Philippe Venet, his longtime companion and a former couture designer, confirmed the death, New York Times reported.
Mr. Givenchy was emblematic of a generation of gentlemanly designers who established their couture houses in postwar Paris, nurturing personal relationships with customers and creating entire collections with specific women in mind.
His very first show — a smash hit with retailers and the press when it was seen in February 1952, when he was just 24 — included the “Bettina blouse,” a tribute to his original muse, Bettina Graziani, Paris’s leading model of the day, who had joined his fledgling company as the director of public relations, saleswoman and fit model.
Shortly thereafter, Mr. Givenchy came to the attention of the young Ms. Hepburn, a rising star who was so charmed by his youthful designs that she insisted that he make her clothes for nearly all of her movies, and help mold her sylphlike image in the process.
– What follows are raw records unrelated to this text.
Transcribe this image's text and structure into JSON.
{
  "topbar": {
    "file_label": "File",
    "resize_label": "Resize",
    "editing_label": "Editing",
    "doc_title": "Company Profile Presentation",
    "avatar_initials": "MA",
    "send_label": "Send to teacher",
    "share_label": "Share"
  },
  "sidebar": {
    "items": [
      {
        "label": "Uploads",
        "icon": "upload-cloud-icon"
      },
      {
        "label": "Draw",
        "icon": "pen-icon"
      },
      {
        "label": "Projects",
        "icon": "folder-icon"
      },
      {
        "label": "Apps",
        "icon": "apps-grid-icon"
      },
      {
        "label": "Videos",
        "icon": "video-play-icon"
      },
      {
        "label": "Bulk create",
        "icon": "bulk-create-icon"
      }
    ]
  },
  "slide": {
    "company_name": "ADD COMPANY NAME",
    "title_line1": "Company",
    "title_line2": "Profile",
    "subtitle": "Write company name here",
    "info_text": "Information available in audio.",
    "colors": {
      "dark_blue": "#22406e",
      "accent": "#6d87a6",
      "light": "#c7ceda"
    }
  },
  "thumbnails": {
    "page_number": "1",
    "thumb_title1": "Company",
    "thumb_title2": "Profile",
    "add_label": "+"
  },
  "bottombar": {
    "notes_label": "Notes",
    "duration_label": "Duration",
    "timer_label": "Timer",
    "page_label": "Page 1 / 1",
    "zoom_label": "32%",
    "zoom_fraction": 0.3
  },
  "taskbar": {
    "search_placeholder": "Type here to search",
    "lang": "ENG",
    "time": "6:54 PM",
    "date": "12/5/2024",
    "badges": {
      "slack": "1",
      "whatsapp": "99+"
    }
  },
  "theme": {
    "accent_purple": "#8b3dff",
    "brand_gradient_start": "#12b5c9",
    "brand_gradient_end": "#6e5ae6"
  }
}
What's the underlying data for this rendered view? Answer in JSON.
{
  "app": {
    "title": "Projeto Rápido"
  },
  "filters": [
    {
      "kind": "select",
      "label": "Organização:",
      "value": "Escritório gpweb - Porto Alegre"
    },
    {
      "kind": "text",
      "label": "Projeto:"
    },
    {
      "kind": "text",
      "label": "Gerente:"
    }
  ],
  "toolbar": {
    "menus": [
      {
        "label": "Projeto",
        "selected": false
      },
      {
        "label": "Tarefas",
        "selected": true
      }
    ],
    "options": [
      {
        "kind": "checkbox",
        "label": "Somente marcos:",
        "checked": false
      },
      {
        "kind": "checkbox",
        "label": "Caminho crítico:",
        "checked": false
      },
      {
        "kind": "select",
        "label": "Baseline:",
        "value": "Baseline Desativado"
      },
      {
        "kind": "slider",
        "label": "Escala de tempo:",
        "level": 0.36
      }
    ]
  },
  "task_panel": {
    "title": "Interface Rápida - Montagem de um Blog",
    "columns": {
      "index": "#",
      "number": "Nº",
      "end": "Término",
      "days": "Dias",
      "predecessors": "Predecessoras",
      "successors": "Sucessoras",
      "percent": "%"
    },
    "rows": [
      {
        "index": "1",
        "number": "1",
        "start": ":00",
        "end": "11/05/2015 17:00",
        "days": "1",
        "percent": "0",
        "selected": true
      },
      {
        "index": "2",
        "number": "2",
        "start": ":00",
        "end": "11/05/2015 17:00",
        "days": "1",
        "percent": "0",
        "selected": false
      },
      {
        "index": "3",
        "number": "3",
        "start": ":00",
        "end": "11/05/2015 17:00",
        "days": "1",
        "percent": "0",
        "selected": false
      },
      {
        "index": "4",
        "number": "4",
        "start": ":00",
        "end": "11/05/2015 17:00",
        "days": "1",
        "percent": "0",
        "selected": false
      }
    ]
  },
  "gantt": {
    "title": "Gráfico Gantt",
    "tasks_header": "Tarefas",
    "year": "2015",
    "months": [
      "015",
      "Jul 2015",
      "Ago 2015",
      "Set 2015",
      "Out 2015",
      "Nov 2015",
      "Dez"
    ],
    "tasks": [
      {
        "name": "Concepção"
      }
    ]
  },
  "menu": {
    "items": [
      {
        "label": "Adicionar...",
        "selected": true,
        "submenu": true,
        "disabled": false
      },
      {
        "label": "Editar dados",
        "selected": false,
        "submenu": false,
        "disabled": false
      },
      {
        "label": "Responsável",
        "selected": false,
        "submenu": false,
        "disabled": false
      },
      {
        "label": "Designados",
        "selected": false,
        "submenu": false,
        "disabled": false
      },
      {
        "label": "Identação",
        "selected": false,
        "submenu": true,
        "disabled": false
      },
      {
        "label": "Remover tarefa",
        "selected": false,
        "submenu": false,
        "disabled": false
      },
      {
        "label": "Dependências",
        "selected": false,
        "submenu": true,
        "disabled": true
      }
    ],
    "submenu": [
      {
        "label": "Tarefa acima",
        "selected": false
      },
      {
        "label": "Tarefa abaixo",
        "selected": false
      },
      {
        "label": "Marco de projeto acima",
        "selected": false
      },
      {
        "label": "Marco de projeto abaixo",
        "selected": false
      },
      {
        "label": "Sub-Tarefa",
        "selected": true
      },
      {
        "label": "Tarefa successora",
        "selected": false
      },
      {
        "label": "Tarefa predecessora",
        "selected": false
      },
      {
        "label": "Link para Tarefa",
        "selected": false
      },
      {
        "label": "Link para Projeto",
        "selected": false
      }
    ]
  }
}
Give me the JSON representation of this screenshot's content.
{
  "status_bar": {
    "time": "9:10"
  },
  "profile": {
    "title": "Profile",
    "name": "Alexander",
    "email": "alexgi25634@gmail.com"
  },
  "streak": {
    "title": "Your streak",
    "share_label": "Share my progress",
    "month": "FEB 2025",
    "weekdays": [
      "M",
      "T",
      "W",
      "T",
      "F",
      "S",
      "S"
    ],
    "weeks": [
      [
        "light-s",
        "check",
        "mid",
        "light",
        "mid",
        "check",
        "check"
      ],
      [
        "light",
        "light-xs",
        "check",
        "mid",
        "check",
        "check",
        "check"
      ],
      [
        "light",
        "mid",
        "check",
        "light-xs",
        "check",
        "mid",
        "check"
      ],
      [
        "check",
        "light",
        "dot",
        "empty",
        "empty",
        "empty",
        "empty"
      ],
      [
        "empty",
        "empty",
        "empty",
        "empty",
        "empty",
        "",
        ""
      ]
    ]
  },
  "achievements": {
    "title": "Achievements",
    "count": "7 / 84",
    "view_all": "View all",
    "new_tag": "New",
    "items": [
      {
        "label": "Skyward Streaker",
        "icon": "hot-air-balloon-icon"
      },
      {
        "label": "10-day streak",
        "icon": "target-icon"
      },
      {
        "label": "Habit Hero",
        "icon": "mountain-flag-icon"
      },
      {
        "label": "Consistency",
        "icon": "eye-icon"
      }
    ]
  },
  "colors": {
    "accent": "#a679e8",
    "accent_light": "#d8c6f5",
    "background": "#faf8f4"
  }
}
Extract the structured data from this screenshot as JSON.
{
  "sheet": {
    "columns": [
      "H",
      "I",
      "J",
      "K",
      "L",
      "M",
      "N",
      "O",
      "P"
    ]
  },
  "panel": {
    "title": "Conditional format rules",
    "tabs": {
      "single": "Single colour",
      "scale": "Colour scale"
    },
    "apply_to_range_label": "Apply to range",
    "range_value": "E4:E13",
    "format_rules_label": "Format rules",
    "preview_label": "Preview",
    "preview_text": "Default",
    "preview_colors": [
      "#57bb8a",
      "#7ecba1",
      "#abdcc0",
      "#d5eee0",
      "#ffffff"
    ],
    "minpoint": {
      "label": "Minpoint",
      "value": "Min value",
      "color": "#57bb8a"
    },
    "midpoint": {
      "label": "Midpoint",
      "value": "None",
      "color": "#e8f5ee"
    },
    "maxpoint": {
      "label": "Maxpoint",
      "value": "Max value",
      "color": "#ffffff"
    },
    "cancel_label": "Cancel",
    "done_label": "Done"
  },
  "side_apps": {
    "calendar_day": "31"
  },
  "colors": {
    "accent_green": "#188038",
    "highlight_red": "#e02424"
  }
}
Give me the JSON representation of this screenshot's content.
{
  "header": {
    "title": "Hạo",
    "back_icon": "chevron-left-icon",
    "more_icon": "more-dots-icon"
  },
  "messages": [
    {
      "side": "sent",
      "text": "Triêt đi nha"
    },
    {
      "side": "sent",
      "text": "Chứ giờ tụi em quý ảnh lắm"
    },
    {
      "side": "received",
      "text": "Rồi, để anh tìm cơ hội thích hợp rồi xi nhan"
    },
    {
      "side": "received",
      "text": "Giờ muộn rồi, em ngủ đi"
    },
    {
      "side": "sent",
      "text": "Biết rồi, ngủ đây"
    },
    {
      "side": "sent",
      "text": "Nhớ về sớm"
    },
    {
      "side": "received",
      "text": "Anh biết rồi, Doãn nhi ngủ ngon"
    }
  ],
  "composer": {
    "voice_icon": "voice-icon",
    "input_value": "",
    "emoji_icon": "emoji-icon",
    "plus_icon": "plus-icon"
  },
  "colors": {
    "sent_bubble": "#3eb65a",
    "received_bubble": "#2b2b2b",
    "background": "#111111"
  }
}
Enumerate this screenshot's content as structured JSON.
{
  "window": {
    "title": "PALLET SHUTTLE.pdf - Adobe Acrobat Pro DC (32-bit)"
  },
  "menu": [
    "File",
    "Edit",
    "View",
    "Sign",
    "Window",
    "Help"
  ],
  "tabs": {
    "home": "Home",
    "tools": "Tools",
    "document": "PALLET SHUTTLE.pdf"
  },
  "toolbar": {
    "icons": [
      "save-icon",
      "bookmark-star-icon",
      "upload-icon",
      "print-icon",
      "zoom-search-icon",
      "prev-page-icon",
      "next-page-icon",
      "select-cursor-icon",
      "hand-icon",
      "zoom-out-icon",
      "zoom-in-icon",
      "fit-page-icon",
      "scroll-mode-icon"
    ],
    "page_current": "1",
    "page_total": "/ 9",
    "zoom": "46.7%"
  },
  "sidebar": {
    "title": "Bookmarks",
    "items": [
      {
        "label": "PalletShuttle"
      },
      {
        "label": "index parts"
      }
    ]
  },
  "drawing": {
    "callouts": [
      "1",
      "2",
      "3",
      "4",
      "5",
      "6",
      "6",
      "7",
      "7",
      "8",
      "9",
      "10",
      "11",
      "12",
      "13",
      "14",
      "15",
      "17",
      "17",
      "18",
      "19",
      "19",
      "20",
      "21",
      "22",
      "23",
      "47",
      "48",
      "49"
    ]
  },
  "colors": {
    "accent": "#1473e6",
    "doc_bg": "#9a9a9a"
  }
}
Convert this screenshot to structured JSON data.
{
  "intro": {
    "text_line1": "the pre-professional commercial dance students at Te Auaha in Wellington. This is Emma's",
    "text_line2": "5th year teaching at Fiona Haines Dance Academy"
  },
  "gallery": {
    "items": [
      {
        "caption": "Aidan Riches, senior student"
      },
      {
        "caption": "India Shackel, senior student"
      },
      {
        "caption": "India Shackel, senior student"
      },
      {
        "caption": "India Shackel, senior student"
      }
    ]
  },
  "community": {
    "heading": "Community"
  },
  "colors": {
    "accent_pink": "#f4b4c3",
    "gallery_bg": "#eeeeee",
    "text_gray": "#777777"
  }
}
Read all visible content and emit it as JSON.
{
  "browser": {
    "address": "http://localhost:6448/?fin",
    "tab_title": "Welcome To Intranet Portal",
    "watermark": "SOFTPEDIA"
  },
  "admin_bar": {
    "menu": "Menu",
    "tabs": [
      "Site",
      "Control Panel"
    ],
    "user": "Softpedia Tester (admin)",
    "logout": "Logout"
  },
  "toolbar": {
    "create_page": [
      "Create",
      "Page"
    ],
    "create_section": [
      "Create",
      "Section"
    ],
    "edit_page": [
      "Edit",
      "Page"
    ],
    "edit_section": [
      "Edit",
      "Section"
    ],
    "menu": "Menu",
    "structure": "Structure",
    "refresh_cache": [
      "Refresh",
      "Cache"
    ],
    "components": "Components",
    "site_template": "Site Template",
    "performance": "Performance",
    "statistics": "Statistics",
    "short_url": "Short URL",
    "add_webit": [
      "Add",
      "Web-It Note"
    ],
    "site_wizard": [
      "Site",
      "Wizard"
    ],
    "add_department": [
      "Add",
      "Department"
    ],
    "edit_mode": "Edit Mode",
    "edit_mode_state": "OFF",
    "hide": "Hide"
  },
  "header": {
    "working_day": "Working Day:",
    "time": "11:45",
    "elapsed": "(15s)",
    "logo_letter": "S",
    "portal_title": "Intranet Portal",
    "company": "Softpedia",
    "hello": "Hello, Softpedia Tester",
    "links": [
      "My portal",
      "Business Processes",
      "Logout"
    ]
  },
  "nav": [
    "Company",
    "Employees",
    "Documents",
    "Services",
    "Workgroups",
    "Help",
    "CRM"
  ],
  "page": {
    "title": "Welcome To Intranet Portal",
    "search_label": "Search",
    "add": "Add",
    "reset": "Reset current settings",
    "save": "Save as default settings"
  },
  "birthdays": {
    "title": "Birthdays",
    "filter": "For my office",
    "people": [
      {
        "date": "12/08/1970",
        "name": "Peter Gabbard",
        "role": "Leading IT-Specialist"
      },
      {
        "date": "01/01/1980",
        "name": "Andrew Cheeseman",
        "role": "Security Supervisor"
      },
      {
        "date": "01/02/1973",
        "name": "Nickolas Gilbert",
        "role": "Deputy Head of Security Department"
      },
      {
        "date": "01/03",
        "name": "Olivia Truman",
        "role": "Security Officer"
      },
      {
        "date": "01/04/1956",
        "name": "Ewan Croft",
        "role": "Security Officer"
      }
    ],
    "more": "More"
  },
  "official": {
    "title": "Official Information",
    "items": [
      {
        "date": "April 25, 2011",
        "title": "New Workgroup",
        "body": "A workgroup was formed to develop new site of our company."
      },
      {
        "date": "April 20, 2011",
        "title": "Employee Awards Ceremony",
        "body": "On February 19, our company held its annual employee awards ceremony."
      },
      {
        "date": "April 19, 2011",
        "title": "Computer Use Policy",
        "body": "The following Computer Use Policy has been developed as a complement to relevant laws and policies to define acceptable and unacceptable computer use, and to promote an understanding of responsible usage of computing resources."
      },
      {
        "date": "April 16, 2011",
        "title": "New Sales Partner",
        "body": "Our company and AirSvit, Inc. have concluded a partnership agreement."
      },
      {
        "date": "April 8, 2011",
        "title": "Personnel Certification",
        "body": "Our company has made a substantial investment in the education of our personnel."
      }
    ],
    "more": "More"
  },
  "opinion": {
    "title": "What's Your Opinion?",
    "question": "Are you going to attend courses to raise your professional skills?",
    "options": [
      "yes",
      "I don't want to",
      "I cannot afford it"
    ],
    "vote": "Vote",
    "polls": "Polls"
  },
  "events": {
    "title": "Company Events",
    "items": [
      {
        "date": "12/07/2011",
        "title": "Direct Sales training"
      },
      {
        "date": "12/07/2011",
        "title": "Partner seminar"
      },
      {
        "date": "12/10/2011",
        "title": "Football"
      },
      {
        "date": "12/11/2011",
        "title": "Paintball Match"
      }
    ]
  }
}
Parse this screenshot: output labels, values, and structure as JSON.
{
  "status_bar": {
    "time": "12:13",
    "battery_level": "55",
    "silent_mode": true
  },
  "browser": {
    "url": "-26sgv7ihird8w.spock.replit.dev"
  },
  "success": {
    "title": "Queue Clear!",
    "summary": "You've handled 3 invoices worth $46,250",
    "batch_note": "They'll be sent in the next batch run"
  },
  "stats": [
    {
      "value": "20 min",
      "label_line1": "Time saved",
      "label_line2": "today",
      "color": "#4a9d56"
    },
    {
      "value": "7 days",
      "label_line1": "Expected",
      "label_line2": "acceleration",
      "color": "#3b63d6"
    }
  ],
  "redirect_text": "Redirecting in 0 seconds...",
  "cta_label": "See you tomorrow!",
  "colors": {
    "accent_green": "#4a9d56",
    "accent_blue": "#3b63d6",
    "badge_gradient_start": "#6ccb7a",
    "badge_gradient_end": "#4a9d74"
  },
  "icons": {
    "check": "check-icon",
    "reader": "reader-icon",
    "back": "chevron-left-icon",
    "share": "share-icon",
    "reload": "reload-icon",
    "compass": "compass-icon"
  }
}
In 1961, Ms. Hepburn and Mr. Givenchy created one of the most indelible cinematic fashion moments of the 20th century in “Breakfast at Tiffany’s”: when her character, Holly Golightly, approaches the titular Fifth Avenue jeweler wearing oversize sunglasses, four strands of sparkling pearls, long evening gloves and a black Givenchy dress — a slender, shoulder-baring column — that looks startlingly out of place for the early morning hour.